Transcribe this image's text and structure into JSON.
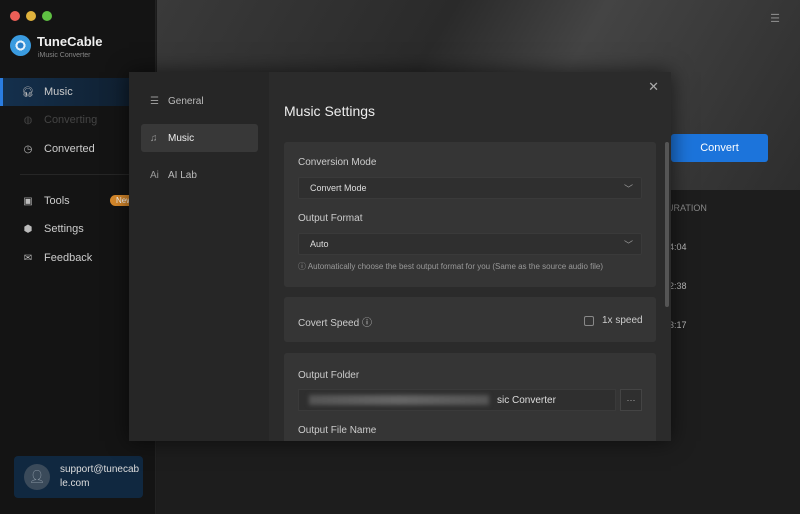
{
  "window": {
    "controls": [
      "#ec5f57",
      "#e0b23c",
      "#5fc043"
    ]
  },
  "brand": {
    "name": "TuneCable",
    "subtitle": "iMusic Converter",
    "accent": "#2a7de1"
  },
  "sidebar": {
    "items": [
      {
        "label": "Music",
        "icon": "headphones-icon",
        "state": "active"
      },
      {
        "label": "Converting",
        "icon": "converting-icon",
        "state": "disabled"
      },
      {
        "label": "Converted",
        "icon": "clock-icon",
        "state": "normal"
      },
      {
        "label": "Tools",
        "icon": "toolbox-icon",
        "state": "normal",
        "badge": "New"
      },
      {
        "label": "Settings",
        "icon": "gear-icon",
        "state": "normal"
      },
      {
        "label": "Feedback",
        "icon": "mail-icon",
        "state": "normal"
      }
    ],
    "user": {
      "email": "support@tunecable.com",
      "icon": "user-icon"
    }
  },
  "main": {
    "convert_label": "Convert",
    "duration_header": "URATION",
    "durations": [
      "4:04",
      "2:38",
      "3:17"
    ],
    "menu_icon": "menu-icon"
  },
  "modal": {
    "nav": [
      {
        "label": "General",
        "icon": "sliders-icon"
      },
      {
        "label": "Music",
        "icon": "music-note-icon",
        "active": true
      },
      {
        "label": "AI Lab",
        "icon": "ai-icon"
      }
    ],
    "title": "Music Settings",
    "conversion_mode": {
      "label": "Conversion Mode",
      "value": "Convert Mode"
    },
    "output_format": {
      "label": "Output Format",
      "value": "Auto",
      "hint": "Automatically choose the best output format for you (Same as the source audio file)"
    },
    "convert_speed": {
      "label": "Covert Speed",
      "checkbox_label": "1x speed",
      "checked": false
    },
    "output_folder": {
      "label": "Output Folder",
      "value_visible": "sic Converter",
      "browse": "···"
    },
    "output_file_name": {
      "label": "Output File Name"
    }
  }
}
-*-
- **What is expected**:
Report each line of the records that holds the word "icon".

- **Response to the exercise**:
        "icon": "headphones-icon",
        "icon": "converting-icon",
        "icon": "clock-icon",
        "icon": "toolbox-icon",
        "icon": "gear-icon",
        "icon": "mail-icon",
      "icon": "user-icon"
    "menu_icon": "menu-icon"
        "icon": "sliders-icon"
        "icon": "music-note-icon",
        "icon": "ai-icon"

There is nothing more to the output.